[Saved entries]
-=-=-=-=-

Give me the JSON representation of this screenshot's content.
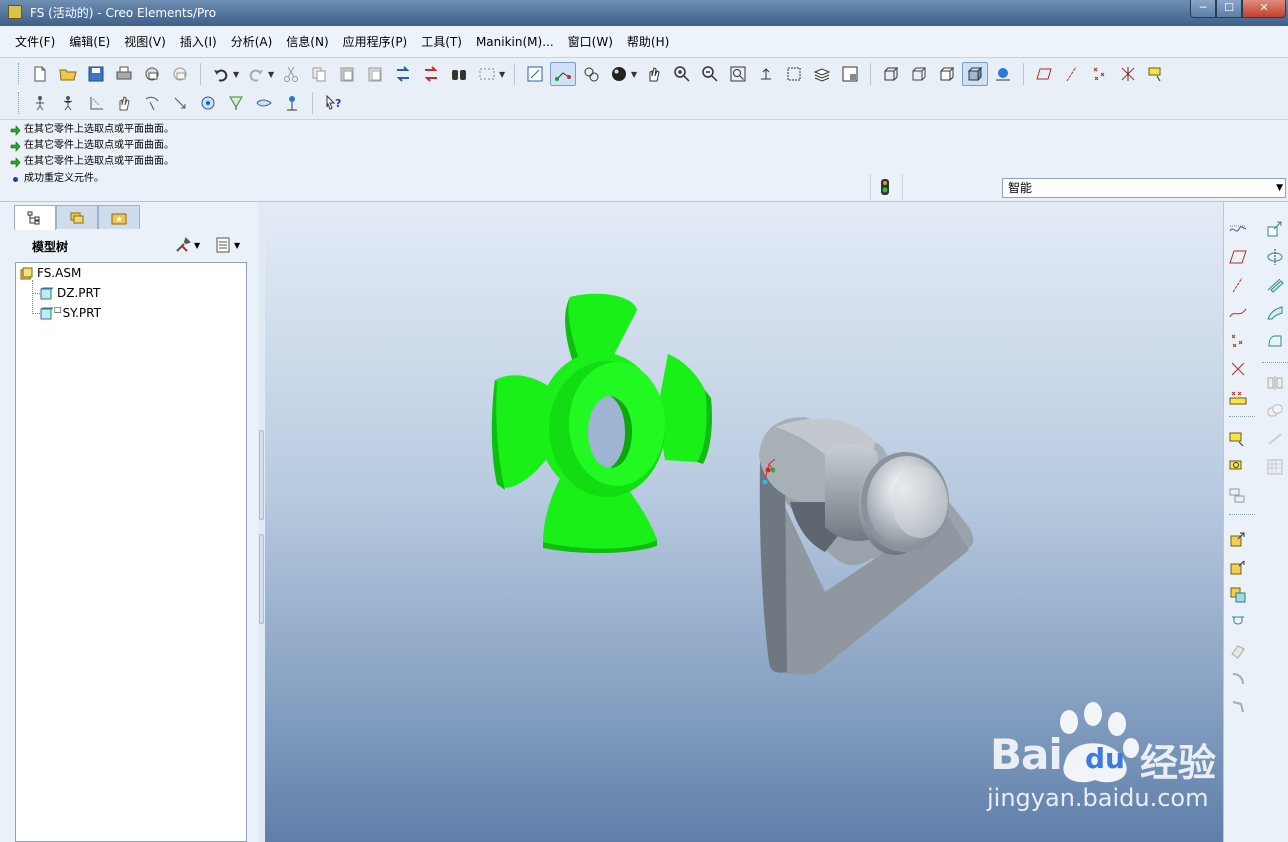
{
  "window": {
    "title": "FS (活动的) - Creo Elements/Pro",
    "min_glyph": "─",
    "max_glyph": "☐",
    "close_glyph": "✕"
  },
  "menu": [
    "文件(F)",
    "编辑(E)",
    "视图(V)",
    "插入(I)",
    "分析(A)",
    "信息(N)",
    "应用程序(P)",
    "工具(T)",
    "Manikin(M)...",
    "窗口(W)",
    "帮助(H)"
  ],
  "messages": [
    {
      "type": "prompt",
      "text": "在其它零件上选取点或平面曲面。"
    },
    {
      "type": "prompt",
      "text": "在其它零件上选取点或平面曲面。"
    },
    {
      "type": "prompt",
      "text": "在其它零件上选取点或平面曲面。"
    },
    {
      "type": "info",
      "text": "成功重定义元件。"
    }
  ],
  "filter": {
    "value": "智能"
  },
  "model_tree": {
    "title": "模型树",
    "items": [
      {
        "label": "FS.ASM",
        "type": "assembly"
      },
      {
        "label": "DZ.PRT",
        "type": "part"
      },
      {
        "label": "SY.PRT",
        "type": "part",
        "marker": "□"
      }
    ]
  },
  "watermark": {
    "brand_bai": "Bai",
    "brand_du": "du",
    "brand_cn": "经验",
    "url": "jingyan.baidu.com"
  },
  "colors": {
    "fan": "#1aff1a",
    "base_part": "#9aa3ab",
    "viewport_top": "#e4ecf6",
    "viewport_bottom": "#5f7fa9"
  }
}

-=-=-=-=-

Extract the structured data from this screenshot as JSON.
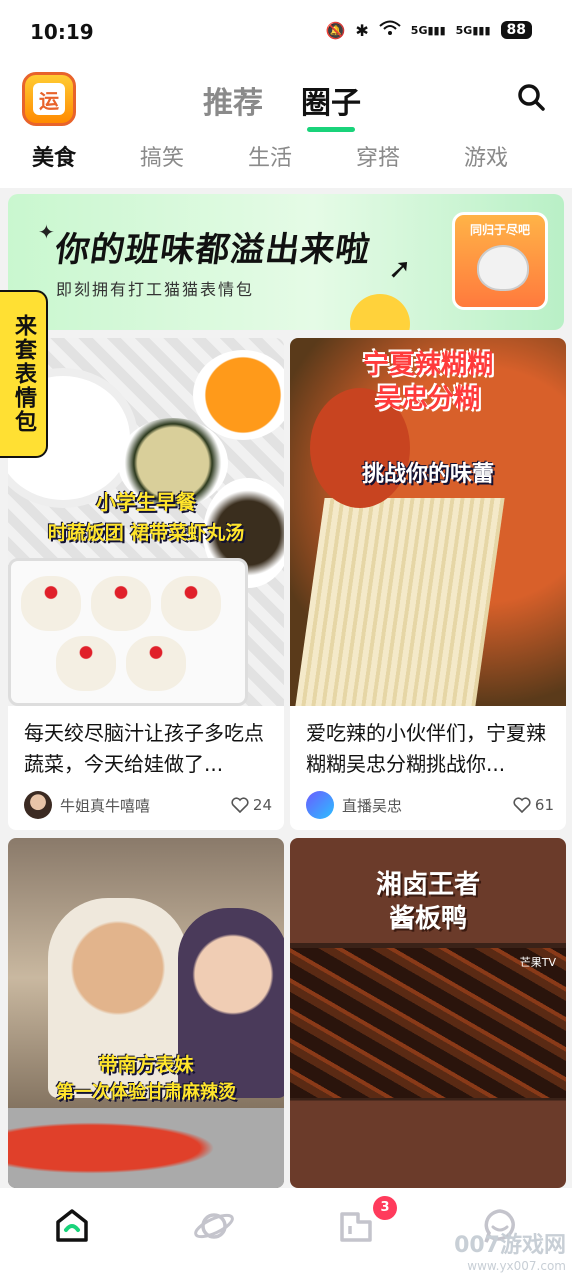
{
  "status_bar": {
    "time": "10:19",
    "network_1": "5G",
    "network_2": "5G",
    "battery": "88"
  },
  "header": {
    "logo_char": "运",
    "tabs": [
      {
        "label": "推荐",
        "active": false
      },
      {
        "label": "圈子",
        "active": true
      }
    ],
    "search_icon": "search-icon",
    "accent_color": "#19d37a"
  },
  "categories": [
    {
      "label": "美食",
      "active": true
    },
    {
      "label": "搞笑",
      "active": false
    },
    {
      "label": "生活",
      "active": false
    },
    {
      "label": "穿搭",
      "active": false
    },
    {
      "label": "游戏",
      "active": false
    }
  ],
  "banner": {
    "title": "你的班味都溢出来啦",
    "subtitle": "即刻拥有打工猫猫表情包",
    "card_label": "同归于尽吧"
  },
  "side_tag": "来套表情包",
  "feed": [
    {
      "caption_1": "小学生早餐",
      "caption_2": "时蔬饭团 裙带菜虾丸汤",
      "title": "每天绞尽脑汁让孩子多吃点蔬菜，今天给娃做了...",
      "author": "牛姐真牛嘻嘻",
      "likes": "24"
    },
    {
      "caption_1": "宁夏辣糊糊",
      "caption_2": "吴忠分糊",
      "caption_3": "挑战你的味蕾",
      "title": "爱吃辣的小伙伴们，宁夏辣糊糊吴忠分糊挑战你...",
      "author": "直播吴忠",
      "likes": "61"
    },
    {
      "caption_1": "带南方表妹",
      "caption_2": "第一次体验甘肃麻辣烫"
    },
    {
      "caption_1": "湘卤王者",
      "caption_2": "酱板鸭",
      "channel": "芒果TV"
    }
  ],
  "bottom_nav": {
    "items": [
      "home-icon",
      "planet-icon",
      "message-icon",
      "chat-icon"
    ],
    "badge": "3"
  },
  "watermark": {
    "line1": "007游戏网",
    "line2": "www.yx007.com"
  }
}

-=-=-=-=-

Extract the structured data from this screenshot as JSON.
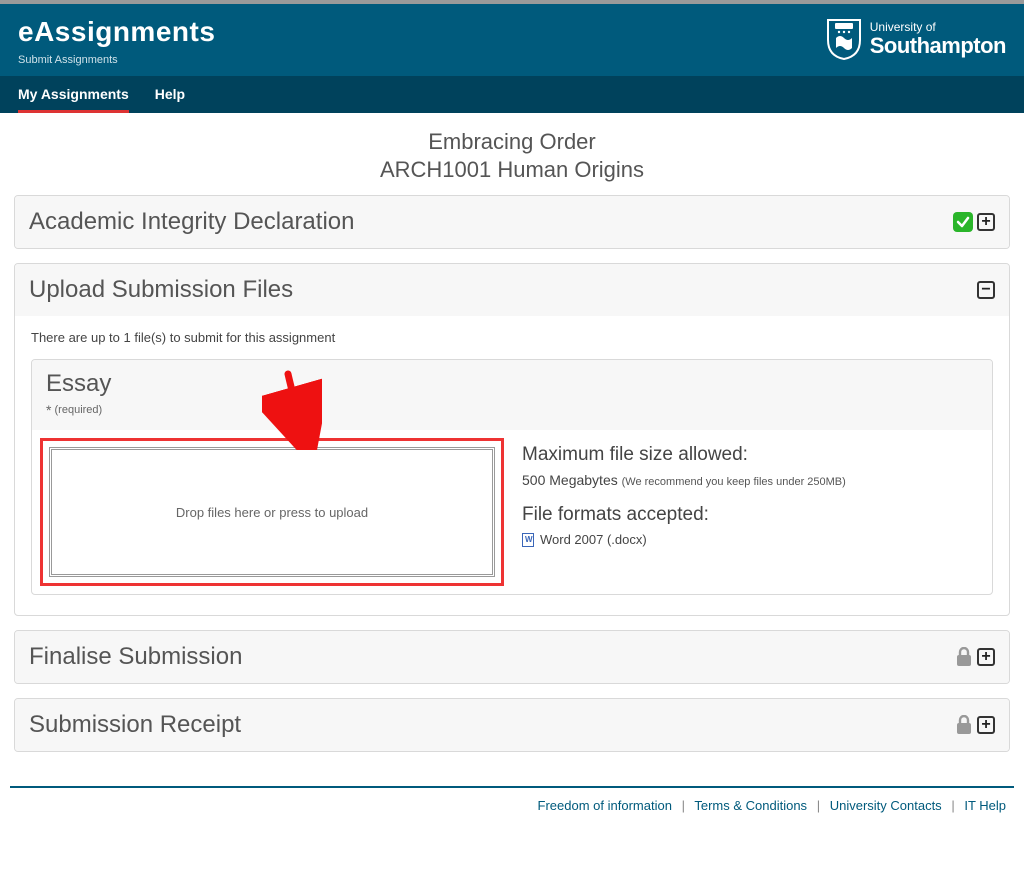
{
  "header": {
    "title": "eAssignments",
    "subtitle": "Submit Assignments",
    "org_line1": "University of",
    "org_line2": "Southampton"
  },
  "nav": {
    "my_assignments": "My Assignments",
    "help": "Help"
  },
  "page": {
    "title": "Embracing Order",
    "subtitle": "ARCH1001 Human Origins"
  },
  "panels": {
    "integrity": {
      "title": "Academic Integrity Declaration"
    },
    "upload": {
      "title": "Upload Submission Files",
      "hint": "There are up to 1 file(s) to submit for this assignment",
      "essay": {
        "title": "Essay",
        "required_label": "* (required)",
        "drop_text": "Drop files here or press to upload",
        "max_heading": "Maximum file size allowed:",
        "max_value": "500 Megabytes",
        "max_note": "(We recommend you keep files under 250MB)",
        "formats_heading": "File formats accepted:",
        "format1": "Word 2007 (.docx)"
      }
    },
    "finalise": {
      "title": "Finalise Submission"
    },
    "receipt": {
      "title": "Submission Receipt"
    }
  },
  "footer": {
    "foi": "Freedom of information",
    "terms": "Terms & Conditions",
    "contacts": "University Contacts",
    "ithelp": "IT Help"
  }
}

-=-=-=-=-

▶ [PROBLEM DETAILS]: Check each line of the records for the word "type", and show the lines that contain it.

▶ [RESULT FOR THIS TASK]:
      "type": "prompt",
      "type": "prompt",
      "type": "prompt",
      "type": "info",
        "type": "assembly"
        "type": "part"
        "type": "part",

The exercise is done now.